(Interface dataset entries)
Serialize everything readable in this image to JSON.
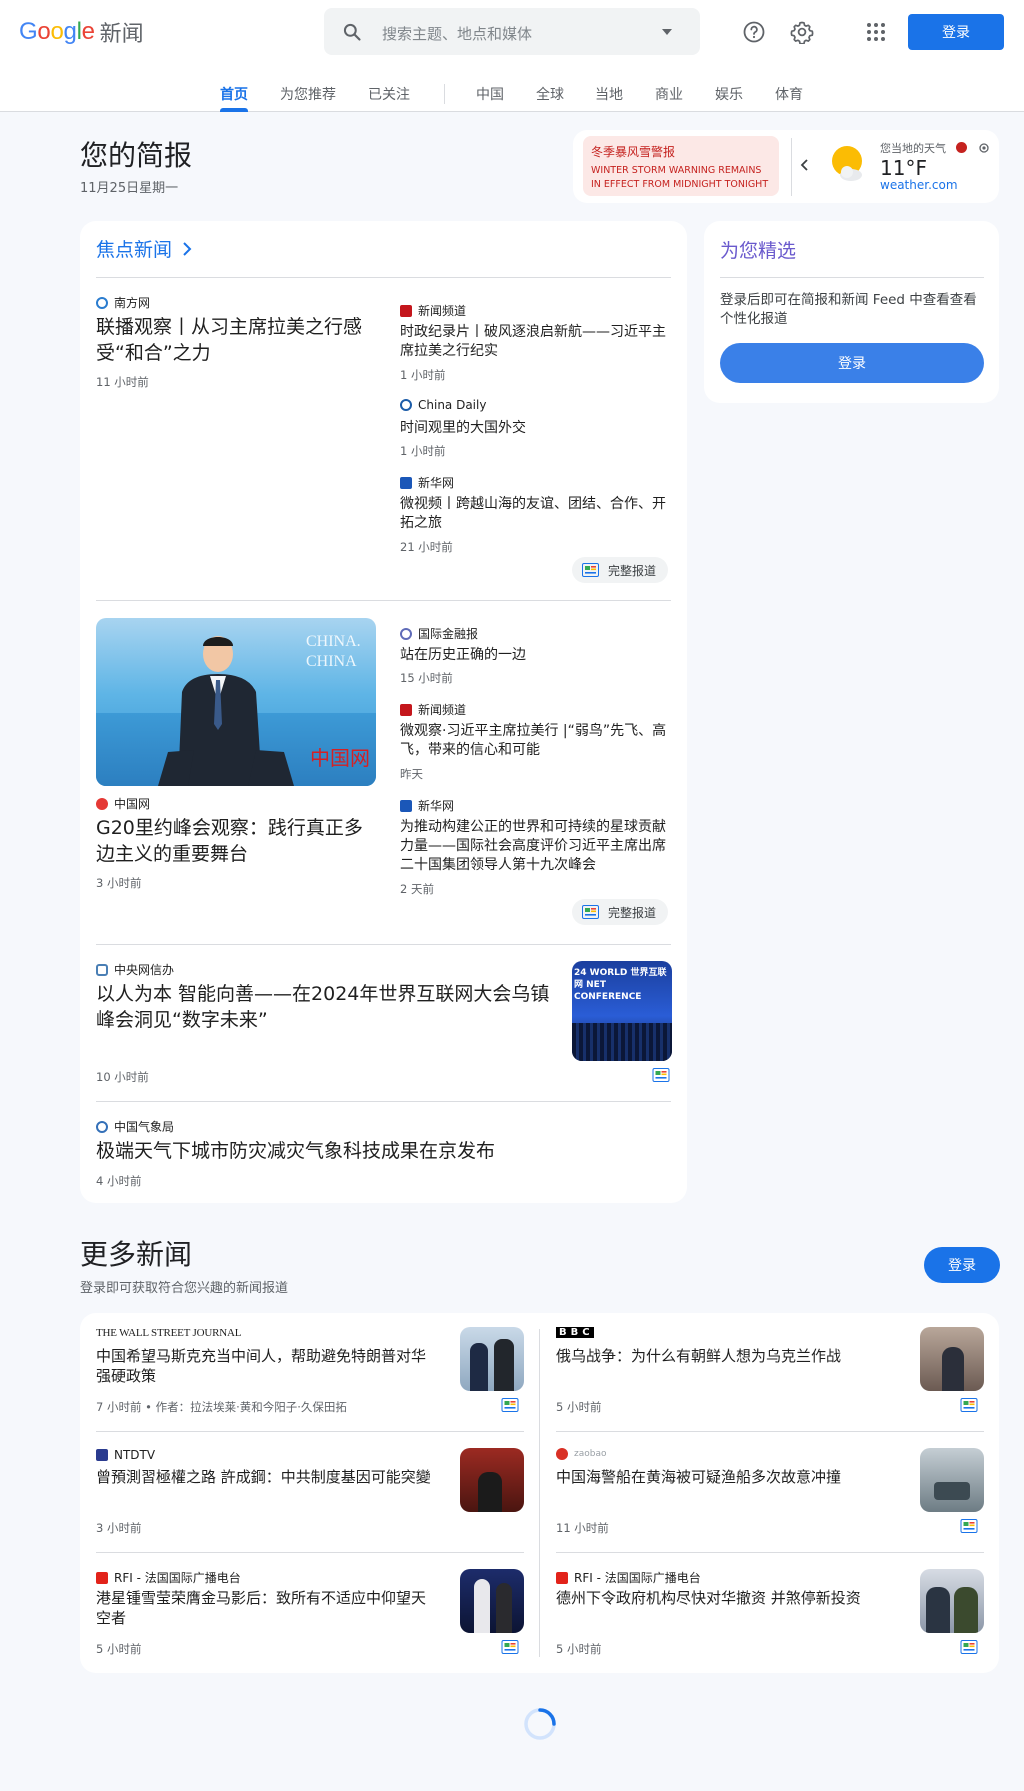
{
  "header": {
    "logo_text": "Google",
    "logo_suffix": "新闻",
    "search_placeholder": "搜索主题、地点和媒体",
    "signin_label": "登录"
  },
  "tabs": [
    {
      "label": "首页",
      "active": true
    },
    {
      "label": "为您推荐"
    },
    {
      "label": "已关注"
    },
    {
      "label": "中国"
    },
    {
      "label": "全球"
    },
    {
      "label": "当地"
    },
    {
      "label": "商业"
    },
    {
      "label": "娱乐"
    },
    {
      "label": "体育"
    }
  ],
  "briefing": {
    "title": "您的简报",
    "date": "11月25日星期一"
  },
  "weather": {
    "alert_title": "冬季暴风雪警报",
    "alert_text": "WINTER STORM WARNING REMAINS IN EFFECT FROM MIDNIGHT TONIGHT T...",
    "label": "您当地的天气",
    "temperature": "11°F",
    "source": "weather.com"
  },
  "top_stories": {
    "heading": "焦点新闻",
    "full_coverage_label": "完整报道",
    "cluster1": {
      "main": {
        "source": "南方网",
        "title": "联播观察丨从习主席拉美之行感受“和合”之力",
        "time": "11 小时前"
      },
      "side": [
        {
          "source": "新闻频道",
          "title": "时政纪录片丨破风逐浪启新航——习近平主席拉美之行纪实",
          "time": "1 小时前"
        },
        {
          "source": "China Daily",
          "title": "时间观里的大国外交",
          "time": "1 小时前"
        },
        {
          "source": "新华网",
          "title": "微视频丨跨越山海的友谊、团结、合作、开拓之旅",
          "time": "21 小时前"
        }
      ]
    },
    "cluster2": {
      "main": {
        "source": "中国网",
        "title": "G20里约峰会观察：践行真正多边主义的重要舞台",
        "time": "3 小时前",
        "image_caption": "CHINA. CHINA",
        "image_logo": "中国网"
      },
      "side": [
        {
          "source": "国际金融报",
          "title": "站在历史正确的一边",
          "time": "15 小时前"
        },
        {
          "source": "新闻频道",
          "title": "微观察·习近平主席拉美行 |“弱鸟”先飞、高飞，带来的信心和可能",
          "time": "昨天"
        },
        {
          "source": "新华网",
          "title": "为推动构建公正的世界和可持续的星球贡献力量——国际社会高度评价习近平主席出席二十国集团领导人第十九次峰会",
          "time": "2 天前"
        }
      ]
    },
    "story3": {
      "source": "中央网信办",
      "title": "以人为本 智能向善——在2024年世界互联网大会乌镇峰会洞见“数字未来”",
      "time": "10 小时前",
      "image_caption": "24 WORLD 世界互联网 NET CONFERENCE"
    },
    "story4": {
      "source": "中国气象局",
      "title": "极端天气下城市防灾减灾气象科技成果在京发布",
      "time": "4 小时前"
    }
  },
  "picks": {
    "heading": "为您精选",
    "text": "登录后即可在简报和新闻 Feed 中查看查看个性化报道",
    "button": "登录"
  },
  "more_news": {
    "title": "更多新闻",
    "subtitle": "登录即可获取符合您兴趣的新闻报道",
    "button": "登录",
    "items": [
      {
        "source": "THE WALL STREET JOURNAL",
        "title": "中国希望马斯克充当中间人，帮助避免特朗普对华强硬政策",
        "time": "7 小时前 • 作者：拉法埃莱·黄和今阳子·久保田拓"
      },
      {
        "source": "BBC",
        "title": "俄乌战争：为什么有朝鲜人想为乌克兰作战",
        "time": "5 小时前"
      },
      {
        "source": "NTDTV",
        "title": "曾預測習極權之路 許成鋼：中共制度基因可能突變",
        "time": "3 小时前"
      },
      {
        "source": "zaobao",
        "title": "中国海警船在黄海被可疑渔船多次故意冲撞",
        "time": "11 小时前"
      },
      {
        "source": "RFI - 法国国际广播电台",
        "title": "港星锺雪莹荣膺金马影后：致所有不适应中仰望天空者",
        "time": "5 小时前"
      },
      {
        "source": "RFI - 法国国际广播电台",
        "title": "德州下令政府机构尽快对华撤资 并煞停新投资",
        "time": "5 小时前"
      }
    ]
  }
}
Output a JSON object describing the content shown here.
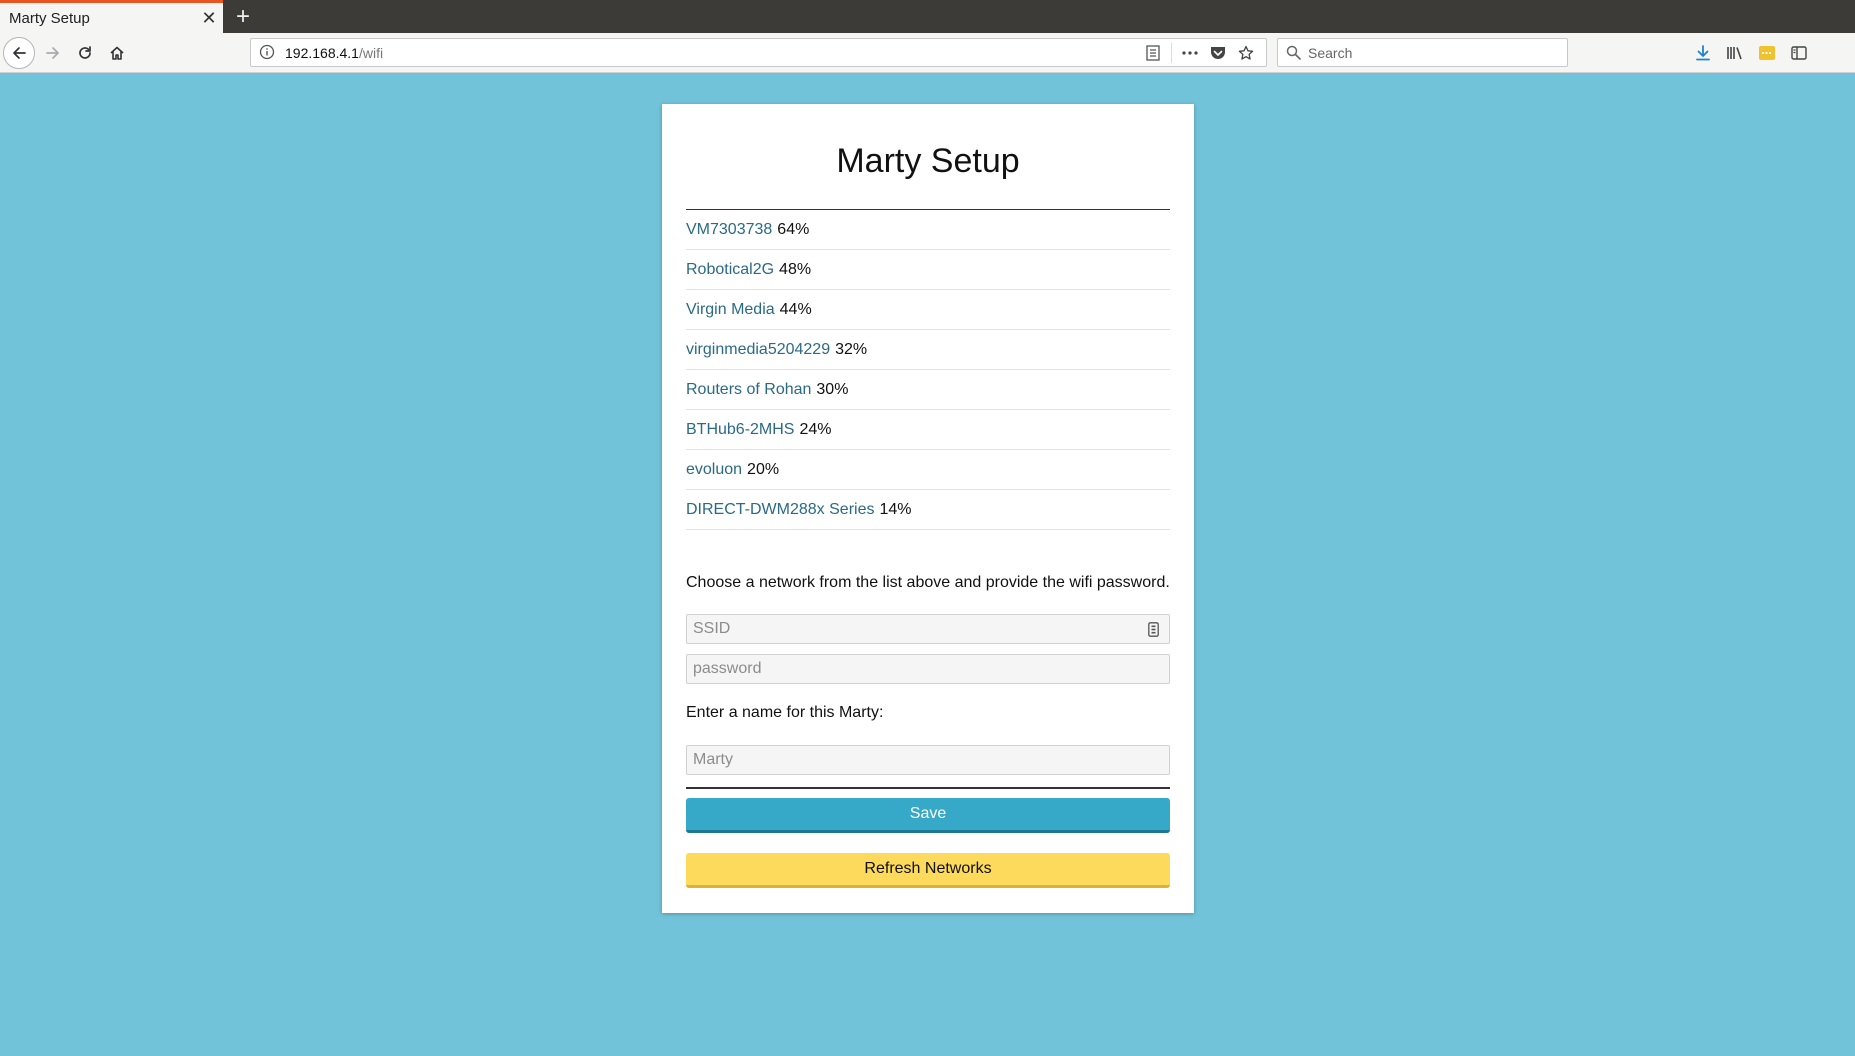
{
  "browser": {
    "tab_title": "Marty Setup",
    "tab_close": "✕",
    "new_tab": "+",
    "url_host": "192.168.4.1",
    "url_path": "/wifi",
    "search_placeholder": "Search"
  },
  "page": {
    "title": "Marty Setup",
    "networks": [
      {
        "name": "VM7303738",
        "signal": "64%"
      },
      {
        "name": "Robotical2G",
        "signal": "48%"
      },
      {
        "name": "Virgin Media",
        "signal": "44%"
      },
      {
        "name": "virginmedia5204229",
        "signal": "32%"
      },
      {
        "name": "Routers of Rohan",
        "signal": "30%"
      },
      {
        "name": "BTHub6-2MHS",
        "signal": "24%"
      },
      {
        "name": "evoluon",
        "signal": "20%"
      },
      {
        "name": "DIRECT-DWM288x Series",
        "signal": "14%"
      }
    ],
    "instructions": "Choose a network from the list above and provide the wifi password.",
    "ssid_placeholder": "SSID",
    "password_placeholder": "password",
    "name_label": "Enter a name for this Marty:",
    "name_placeholder": "Marty",
    "save_label": "Save",
    "refresh_label": "Refresh Networks"
  },
  "colors": {
    "page_background": "#71c3d9",
    "link": "#2a6a86",
    "save_button": "#36a9c9",
    "refresh_button": "#fdd95c",
    "tab_accent": "#e95420"
  }
}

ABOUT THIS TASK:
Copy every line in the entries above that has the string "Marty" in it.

SOLVED EXERCISE:
    "tab_title": "Marty Setup",
    "title": "Marty Setup",
    "name_label": "Enter a name for this Marty:",
    "name_placeholder": "Marty",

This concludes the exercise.